“So if we’re going to talk about diversity and inclusion, it can’t be at the exclusion of any one group,” said Cahill.
Suddenly, looking in from the outside didn’t feel so good to Cahill.
And just when you think you’ve got it, wham, right between the eyes.
Feeling emboldened and accepting, but still skeptical, last month Cahill agreed to host a Florida/Georgia listening tour with new Chief DEIA Officer Dr. Vernell Sutherland.
Sutherland, tapped by Administrator David Pekoske to uphold TSA’s 10th leadership principle to support and sustain an inclusive culture, took to the field in a two-way conversation. Immersing herself in the airport environment, Sutherland met with TSA staff members and employees in Florida at Orlando and Jacksonville, and in Georgia at Brunswick and the Federal Law Enforcement Training Center.
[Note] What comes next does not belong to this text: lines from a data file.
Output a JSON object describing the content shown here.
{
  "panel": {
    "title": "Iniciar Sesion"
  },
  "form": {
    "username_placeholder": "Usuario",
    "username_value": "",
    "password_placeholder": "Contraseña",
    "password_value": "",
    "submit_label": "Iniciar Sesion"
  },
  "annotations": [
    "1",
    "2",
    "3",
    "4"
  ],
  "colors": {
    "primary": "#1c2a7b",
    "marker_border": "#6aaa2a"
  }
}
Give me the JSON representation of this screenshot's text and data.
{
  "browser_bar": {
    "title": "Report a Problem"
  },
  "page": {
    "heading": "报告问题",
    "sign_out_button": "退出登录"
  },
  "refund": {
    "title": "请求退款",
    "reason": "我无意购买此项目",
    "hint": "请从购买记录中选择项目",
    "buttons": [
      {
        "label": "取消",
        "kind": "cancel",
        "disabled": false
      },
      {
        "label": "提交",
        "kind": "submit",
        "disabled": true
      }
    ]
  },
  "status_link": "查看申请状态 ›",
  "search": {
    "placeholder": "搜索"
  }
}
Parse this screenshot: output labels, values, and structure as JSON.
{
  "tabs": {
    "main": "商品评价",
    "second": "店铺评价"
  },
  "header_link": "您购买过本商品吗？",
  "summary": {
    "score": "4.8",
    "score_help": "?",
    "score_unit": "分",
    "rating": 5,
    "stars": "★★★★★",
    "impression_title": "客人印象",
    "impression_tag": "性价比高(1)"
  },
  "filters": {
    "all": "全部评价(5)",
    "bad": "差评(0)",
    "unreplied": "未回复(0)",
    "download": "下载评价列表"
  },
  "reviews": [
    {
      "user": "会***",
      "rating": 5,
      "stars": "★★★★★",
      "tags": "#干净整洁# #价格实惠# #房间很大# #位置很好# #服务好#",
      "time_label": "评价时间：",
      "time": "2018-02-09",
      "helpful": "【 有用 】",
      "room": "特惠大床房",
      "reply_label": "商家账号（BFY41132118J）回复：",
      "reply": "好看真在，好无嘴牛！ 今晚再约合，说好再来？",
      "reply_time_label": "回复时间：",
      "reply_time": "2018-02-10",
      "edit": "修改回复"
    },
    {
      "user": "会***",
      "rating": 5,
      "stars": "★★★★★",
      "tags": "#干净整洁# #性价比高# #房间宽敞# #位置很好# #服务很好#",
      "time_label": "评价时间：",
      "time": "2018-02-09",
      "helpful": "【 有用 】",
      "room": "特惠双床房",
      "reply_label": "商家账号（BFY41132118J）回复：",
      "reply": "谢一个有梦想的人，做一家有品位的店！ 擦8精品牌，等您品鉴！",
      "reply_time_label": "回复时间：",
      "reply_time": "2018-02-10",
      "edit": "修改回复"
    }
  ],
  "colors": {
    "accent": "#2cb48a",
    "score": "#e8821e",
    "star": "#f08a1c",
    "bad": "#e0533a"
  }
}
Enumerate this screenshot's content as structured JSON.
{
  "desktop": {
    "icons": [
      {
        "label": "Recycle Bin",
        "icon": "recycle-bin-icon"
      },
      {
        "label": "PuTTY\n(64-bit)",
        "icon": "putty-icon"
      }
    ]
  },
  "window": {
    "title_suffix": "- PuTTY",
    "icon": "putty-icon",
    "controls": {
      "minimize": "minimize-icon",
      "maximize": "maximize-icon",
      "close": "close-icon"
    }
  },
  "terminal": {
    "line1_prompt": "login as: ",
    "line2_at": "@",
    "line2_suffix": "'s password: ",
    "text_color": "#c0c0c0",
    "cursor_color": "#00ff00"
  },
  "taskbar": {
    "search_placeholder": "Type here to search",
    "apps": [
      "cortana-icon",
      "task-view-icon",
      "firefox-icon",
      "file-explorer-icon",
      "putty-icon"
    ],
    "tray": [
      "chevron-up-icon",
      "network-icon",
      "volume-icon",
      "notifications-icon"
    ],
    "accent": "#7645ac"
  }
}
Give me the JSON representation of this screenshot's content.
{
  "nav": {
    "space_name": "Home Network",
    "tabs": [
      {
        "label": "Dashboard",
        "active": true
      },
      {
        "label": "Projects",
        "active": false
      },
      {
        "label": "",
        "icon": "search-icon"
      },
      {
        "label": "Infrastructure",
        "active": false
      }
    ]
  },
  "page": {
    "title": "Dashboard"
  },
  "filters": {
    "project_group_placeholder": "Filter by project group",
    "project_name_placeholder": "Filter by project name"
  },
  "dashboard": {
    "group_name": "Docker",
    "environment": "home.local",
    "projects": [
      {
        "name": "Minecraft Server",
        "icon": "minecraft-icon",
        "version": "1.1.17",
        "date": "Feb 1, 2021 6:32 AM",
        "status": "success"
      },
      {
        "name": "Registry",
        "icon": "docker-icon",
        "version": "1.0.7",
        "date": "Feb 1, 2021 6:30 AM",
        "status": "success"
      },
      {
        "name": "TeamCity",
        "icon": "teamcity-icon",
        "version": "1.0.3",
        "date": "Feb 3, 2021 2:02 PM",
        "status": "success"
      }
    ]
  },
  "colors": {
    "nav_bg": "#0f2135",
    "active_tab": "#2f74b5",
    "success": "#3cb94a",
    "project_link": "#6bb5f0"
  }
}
“I’m thinking this is driving Miss Daisy,” said Cahill of his role in the tour. “Kind of serve as an executive assistant. Stay on agenda. Take good notes. My only responsibility beyond that was putting together the Jacksonville agenda. I had no vision of becoming such an integral part of her discussions.”
Cahill’s DEIA aha, drop-the-mic moment came the first morning of the tour.
“I was enjoying breakfast at my hotel when a woman, who appeared strange to me, arrived in the breakfast area,” said Cahill.
She was dressed in clothes which, in his opinion, were not right for the climate or the occasion, and she was groomed in a manner which was bizarre to his conventional tastes. Before he could rationalize his thoughts, he snapped to judgment.
“What immediately came to my mind was, ‘This woman is weird, and I hope she does not sit next to me.’’’
When Cahill got up to get another cup of coffee, he felt someone standing next to him. What were the odds?
“When our eyes locked for that one, awkward nanosecond, the woman very kindly and sweetly greeted me,” Cahill sheepishly said.
“Good morning, sir,” said the strange woman, addressing him directly. “I hope you enjoy this beautiful day in Florida.”
“Immediately I thought, ‘What a jerk I am,” said an embarrassed Cahill.
When he returned to his table, Cahill pondered the exchange and figuratively heard the DEIA train whistle as clearly and as loudly as he ever had.
“Before we in federal service started talking about DEIA in earnest, I would have never given this encounter a second thought,” said Cahill. “But now, after becoming a little more educated about bias and how it might have an impact on me at work and at home, I was actually cognizant of what I had just done.”
“Translation is not a matter of words only: it is a matter of making intelligible a whole culture.”
– Anthony Burgess
Cahill sat with his new, enlightened attitude through the first couple of meetings, politely helping field employees phrase their questions and listening to the conversations, until someone asked a version of his original, “what problem are we trying to solve” question.
“Ma’am,” Cahill respectfully addressed Sutherland. “Do you mind if I share this story?”
In great detail, he related his breakfast experience.
“I felt like I was really making myself very vulnerable,” said Cahill. “But you could see light bulbs coming on.”
“In his case, (his testimony) meant that he realized, ‘Oh, that is what DEIA means in my personal life,” said Sutherland. “He related that story to every group. It meant, in Brian’s case, ‘I was judgmental and didn’t know it.’ It’s not a thing or a project. It’s a change in behavior and attitude.”
Just the beginning
In his professional role, FSD Cahill has a heightened awareness of bias – his and others. He’s hard pressed to articulate exactly what specific DEIA changes have taken root.
“Other than awareness and hoping that it helps prevent bias from creeping in, it will certainly help in my decision making,” said Cahill.
When asked whether or not DEIA can be sustained, Cahill shared, “Who would want to go backwards? I couldn’t put this feeling in a bottle if I wanted to. I couldn’t. I couldn’t throw it away and start over. It would be impossible for me to do that. I went from being an extreme skeptic to saying now I see how being aware of my bias helps make me a better person.”
By Karen Robicheaux, TSA Strategic Communications & Public Affairs